By Igor Studenkov | For the Bugle
Almost 12 years after the Morton Grove Village Board of Trustees signed off on an 18-building Trafalgar Woods townhouse development, four of the buildings still aren’t finished.
But that may change within the next few months. On April 24, the board will cast a final vote on whether to approved the changes to the Plan Unit Development that would allow for the construction to proceed. The new property owner is looking to build the remaining buildings in the similar style as the existing 14, using similar materials and designs. The few changes that the plans do call for are minor, and they have mostly to do with interior layout and the location of the air-conditioning units.
According to the board packet materials, the plan to redevelop the previously industrial area at 8601 Waukegan Road was originally proposed by Lennar Communities of Chicago LLC, of Plymouth, Minn., in 2005. Lennar managed to build 14 buildings, accounting for 84 out of 110 units it originally proposed.
According to the Plan Unit Development amendment application, Lennar had since stopped building in Chicago area entirely. It agreed to sell the remaining four lots to DRH Cambridge Homes, of Vernon Hills. The company is planning to build four buildings that would have a total of 26 units, bring the building and the unit number up to the original plan.
Like the current buildings, the new buildings would be three stories tall, and they would use similar materials as the existing buildings. But Cambridge Homes is asking for some smaller changes. Most notably, while the existing buildings’ air-conditioning units are built into the decks, the new buildings would have them at the end of the building. There are also some tweaks to the units’ interior layouts, mostly in terms of where bathrooms are located relative to the other rooms.
Members of the Tragalgar Woods Condominium Association Board got to see the plans on Jan. 12, and the rest of the development’s residents got to see it during an open meeting on Jan. 2. Under the village ordinances, the changes were considered minor enough not to require a village-wide public hearing.
The village board held a first reading on the changes during its April 10 meeting, where it passed without comment from any of the trustees. The second reading, which is when the board will give a final approval, is expected during the April 24 meeting.
Forum on proposed sanctuary city ordinance April 24
The Village of Morton Grove Board of Trustees will hold a public town hall meeting on April 24 to allow residents to give feedback on a proposal to officially make Morton Grove a “sanctuary village.”
As previously reported by the Bugle, the ordinance was proposed by Americans in Solidarity – Chicago, a group formed shortly after President Donald Trump’s inauguration.
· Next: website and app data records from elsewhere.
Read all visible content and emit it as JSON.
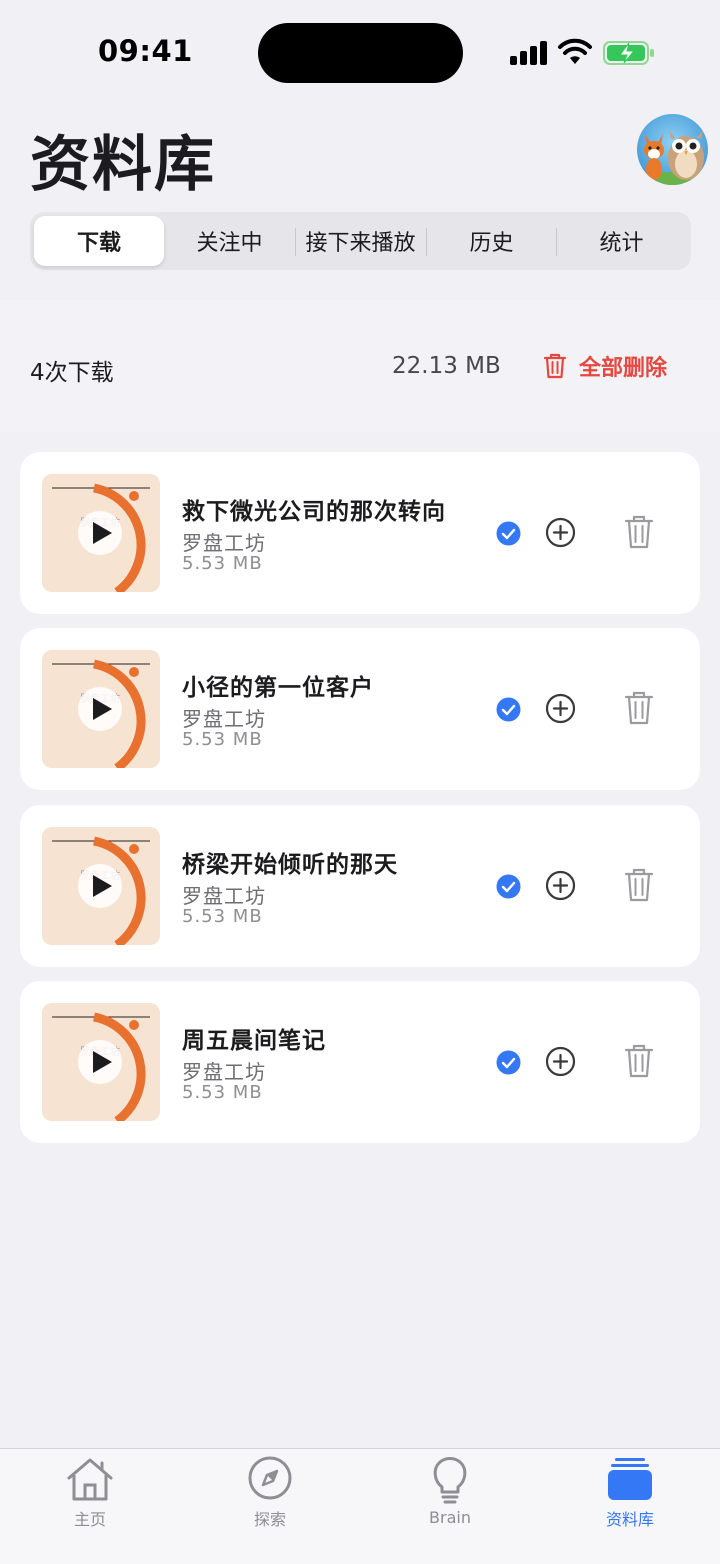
{
  "status_bar": {
    "time": "09:41"
  },
  "header": {
    "title": "资料库"
  },
  "segments": [
    {
      "label": "下载",
      "active": true
    },
    {
      "label": "关注中",
      "active": false
    },
    {
      "label": "接下来播放",
      "active": false
    },
    {
      "label": "历史",
      "active": false
    },
    {
      "label": "统计",
      "active": false
    }
  ],
  "summary": {
    "count": "4次下载",
    "total_size": "22.13 MB",
    "delete_all_label": "全部删除"
  },
  "downloads": [
    {
      "title": "救下微光公司的那次转向",
      "author": "罗盘工坊",
      "size": "5.53 MB"
    },
    {
      "title": "小径的第一位客户",
      "author": "罗盘工坊",
      "size": "5.53 MB"
    },
    {
      "title": "桥梁开始倾听的那天",
      "author": "罗盘工坊",
      "size": "5.53 MB"
    },
    {
      "title": "周五晨间笔记",
      "author": "罗盘工坊",
      "size": "5.53 MB"
    }
  ],
  "thumbnail": {
    "watermark": "罗盘工坊"
  },
  "tabbar": [
    {
      "label": "主页",
      "icon": "house-icon",
      "active": false
    },
    {
      "label": "探索",
      "icon": "compass-icon",
      "active": false
    },
    {
      "label": "Brain",
      "icon": "lightbulb-icon",
      "active": false
    },
    {
      "label": "资料库",
      "icon": "library-icon",
      "active": true
    }
  ],
  "colors": {
    "accent": "#3478f6",
    "destructive": "#e5483e",
    "thumbnail_bg": "#f6e3d2",
    "thumbnail_arc": "#e8712f"
  }
}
It would require village employees, including law enforcement officials, not to detain residents solely based on their immigration status. It would also require officials not to cooperate with federal law enforcement agencies on investigations related to immigration status – though the ordinance explicitly allows cooperation if a person is being investigated for some other, non-immigration status related offense.
Members of the group spoke in favor of the ordinance during several recent board meetings. During the April 10 meeting, Morton Grove village administrator Ralph Czerwinski said that, before making any decision, the village wanted to get more feedback from residents.
“[The town hall meeting] would give opportunities for individuals to share their views on some of the topics that have been brought forward,” he said.
According to a statement posted on the village website, officials originally suggested hosting it on April 17, but AISC asked for it to be moved to April 24.
The town hall will take place right after the regular village board meeting, which will start in 7 p.m. and is expected to wrap up by 7:30 p.m. To accommodate what is expected to be a larger-than-average crowd, they will be held at American Legion Memorial Civic Center (6140 Dempster St.)
Czerwinski said that the village did some outreach to let as many residents as possible know about the town hall. Aside from the online postings, it sent out a postcard to every resident in Morton Grove.
Czerwinski told the board that, if the ordinance approved, he doesn’t believe it would change much.
“Most of the suggestions [in the] ordinance reflect the current practices of our police department, and the police department rarely receives requests for assistance from the federal government,” he said.